‘Well, Velma, as an ordinary citizen you probably wouldn’t have. But the upshot was that when they had no USDA inspectors breathing down their necks, most of the slaughterhouses doubled their line speed, and that meant there was much more risk of contamination. I mean you can imagine a dead cow hanging up by its heels and a guy cutting its stomach open, and then heaving out its intestines by hand, which they still do, that’s a very skilled job, and if a gutter makes one mistake — floop! — everything goes everywhere, blood, guts, dirt, manure, and that happens to one in five cattle. Twenty percent.’
‘Oh, my God.’
‘Oh, it’s worse than that, Velma. These days, with SIS-C, meat-packers can get away with processing far more diseased cattle. I’ve seen cows coming into the slaughterhouse with abscesses and tapeworms and measles. The beef scraps they ship out for hamburgers are all mixed up with manure, hair, insects, metal filings, urine and vomit.’
‘You’re making me feel nauseous, John. I had a hamburger for supper last night.’
‘Make it your last, Velma. It’s not just the contamination, it’s the quality of the beef they use. Most of the cattle they slaughter for hamburgers are old dairy cattle, because they’re cheap and their meat isn’t too fatty. But they’re full of antibiotics and they’re often infected with E.coli and salmonella.
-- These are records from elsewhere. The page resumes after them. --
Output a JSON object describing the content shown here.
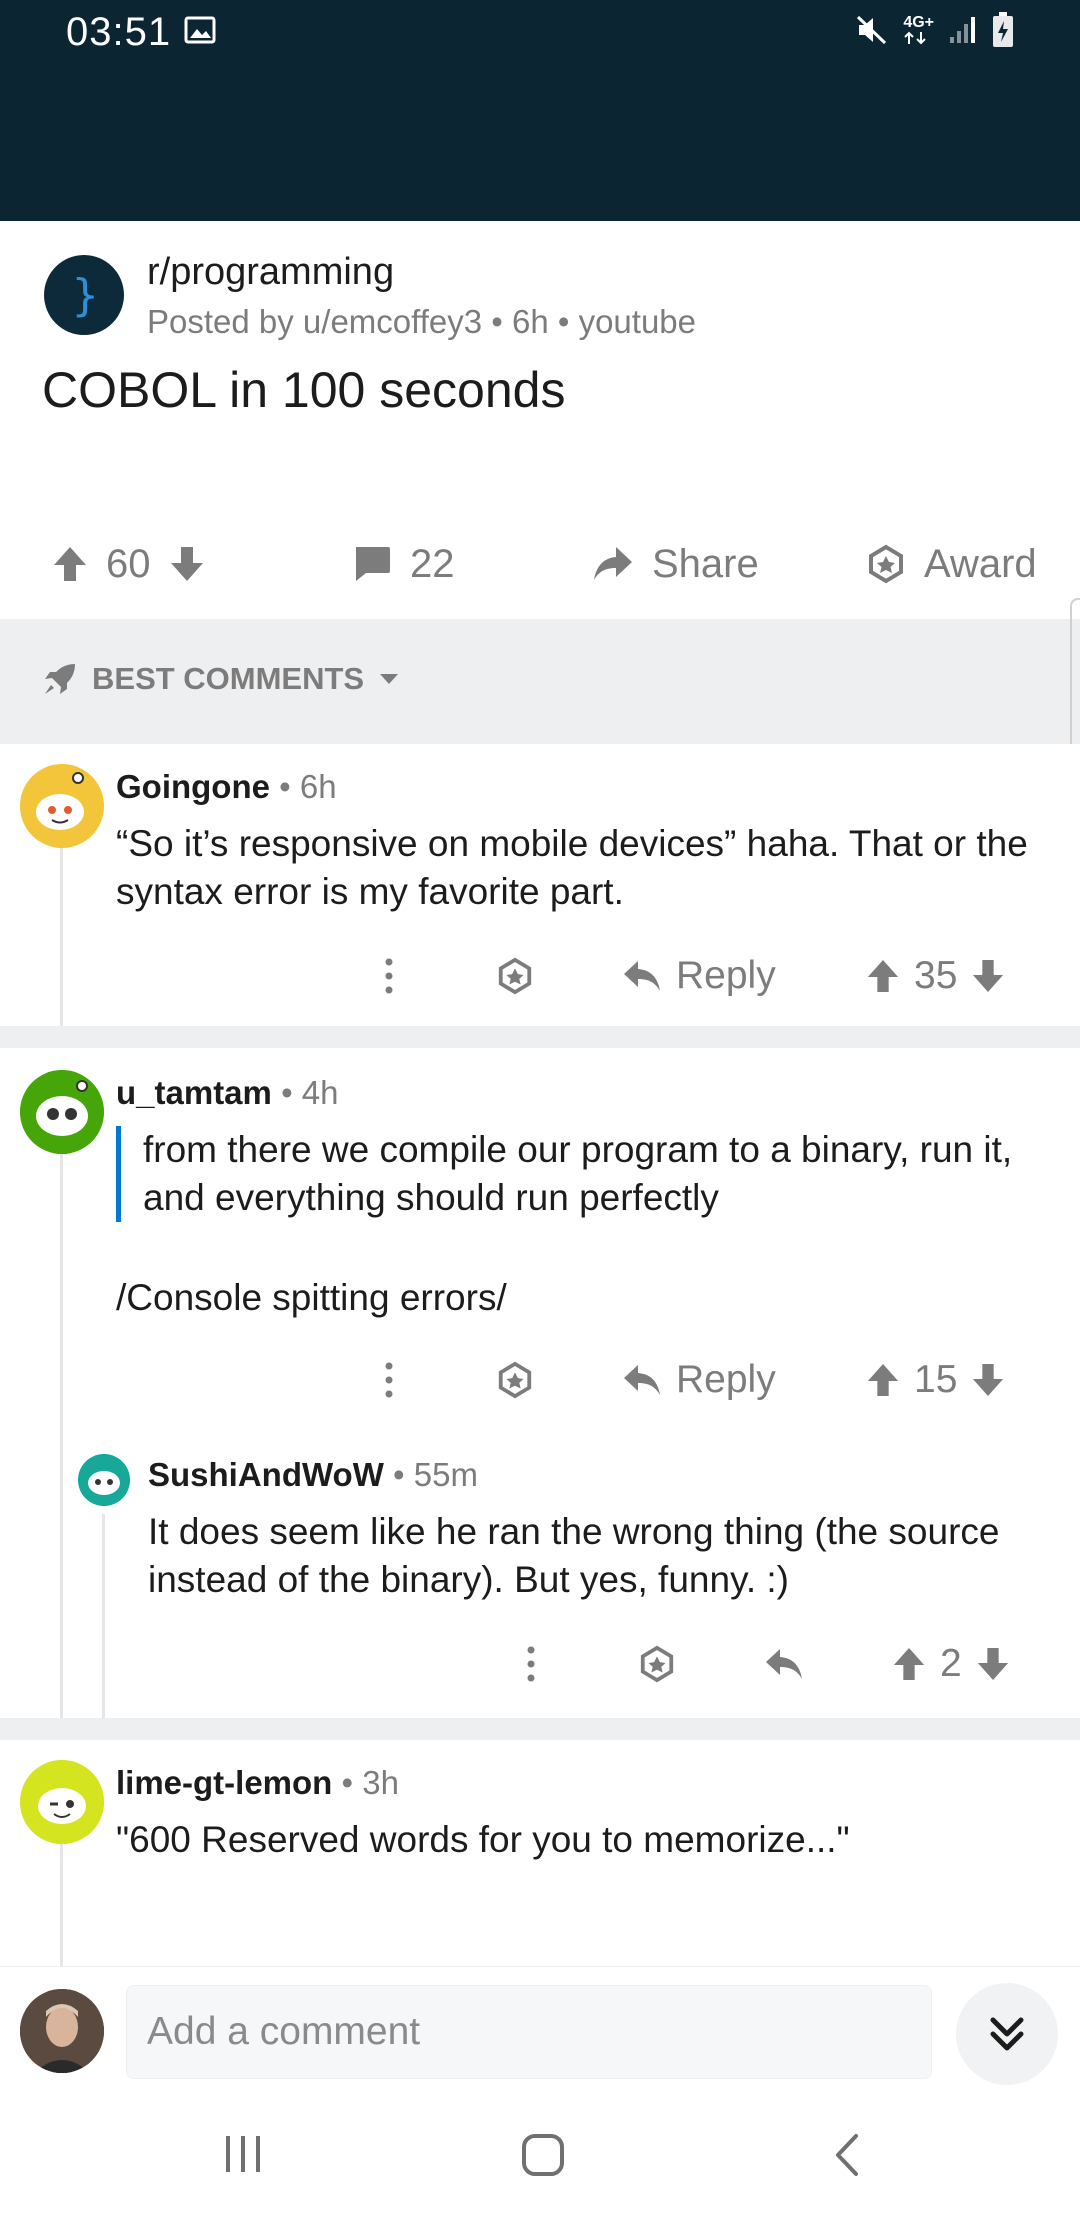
{
  "status_bar": {
    "time": "03:51",
    "network": "4G+"
  },
  "post": {
    "subreddit": "r/programming",
    "meta": "Posted by u/emcoffey3 • 6h • youtube",
    "title": "COBOL in 100 seconds",
    "upvotes": "60",
    "comments": "22",
    "share_label": "Share",
    "award_label": "Award"
  },
  "sort": {
    "label": "BEST COMMENTS"
  },
  "comments": [
    {
      "author": "Goingone",
      "time": "6h",
      "body": "“So it’s responsive on mobile devices” haha. That or the syntax error is my favorite part.",
      "reply_label": "Reply",
      "score": "35"
    },
    {
      "author": "u_tamtam",
      "time": "4h",
      "quote": "from there we compile our program to a binary, run it, and everything should run perfectly",
      "body": "/Console spitting errors/",
      "reply_label": "Reply",
      "score": "15"
    },
    {
      "author": "SushiAndWoW",
      "time": "55m",
      "body": "It does seem like he ran the wrong thing (the source instead of the binary). But yes, funny. :)",
      "score": "2"
    },
    {
      "author": "lime-gt-lemon",
      "time": "3h",
      "body": "\"600 Reserved words for you to memorize...\""
    }
  ],
  "composer": {
    "placeholder": "Add a comment"
  },
  "colors": {
    "status_bar": "#0b2533",
    "accent_blue": "#0079d3",
    "gray_text": "#7c7c7c",
    "divider": "#edeff1"
  }
}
You take just one hamburger, that’s not the meat from a single animal, that’s mixed up meet from dozens or even hundreds of different cows, and it only takes one diseased cow to contaminate thirty-two thousand pounds of ground beef.’
‘That’s like a horror story, John.’
‘You’re too right, Velma.’
—-THE BURGERS OF CALAIS by Graham Masterton